You make me laugh again
My darling, truth is we are not even friends
Love comes and it goes
Where your heart stops no one knows
How did I wind up in this mess, here with you?

Just a moment of weakness
I should examine my head
Just a moment of weakness
I never meant a word I said

—Bif Naked, Moment Of Weakness

The first thing about you that caught my eye was your platform shoes. More specifically, the lanky way you walked in them with your plaid skirt on. You had such a funny gait that I would study when I was walking behind you in the halls. Sometimes you looked like an injured fawn, vulnerable and awkwardly running away with your long, slender legs. It was the very definition of sexuality to a depressed, hormonal teenage male.

Those shoes gave you an extra couple inches, and I resented every time you subtly knelt so you wouldn’t be taller than me in any pictures.

I only have a single good memory of our relationship. You were sitting on my lap in the jacuzzi at Cammy’s place. It was February, and there was snow all around us, but we were warm and wet. Every few minutes, we would dunk our heads under the water, then style each other’s hair, the winter air freezing it within seconds.

The more I got to know you, the more I learned that it was all a big mistake. I stuck it out because I didn’t want to break up with you in the months leading up to your exams. It was especially hard when Lisa started showing interest in me, but I couldn’t do it.

You were a sexual bore. No sound, no reaction, nothing in bed. Your friends were all snobs. Your thoughts were trite, and your interests were shallow.

You never knew it, but I had to decide between dating you and Marina. It tore me up for a week, knowing that one of you was going to be hurt. I chose you in a moment of weakness.

It was the biggest mistake of my high school career.
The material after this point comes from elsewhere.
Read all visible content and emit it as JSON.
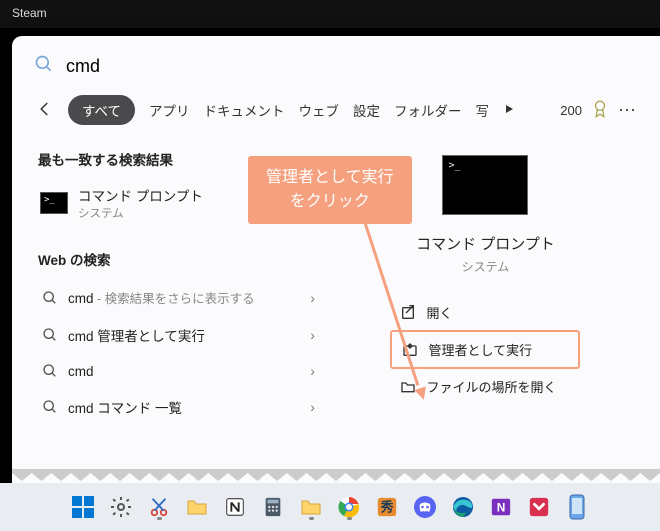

The Letter To An Ex-Girlfriend series

  1. Introduction
  2. Ashley
  3. Michele
  4. Christie
  5. Jackie
  6. Louise
  7. Bronwen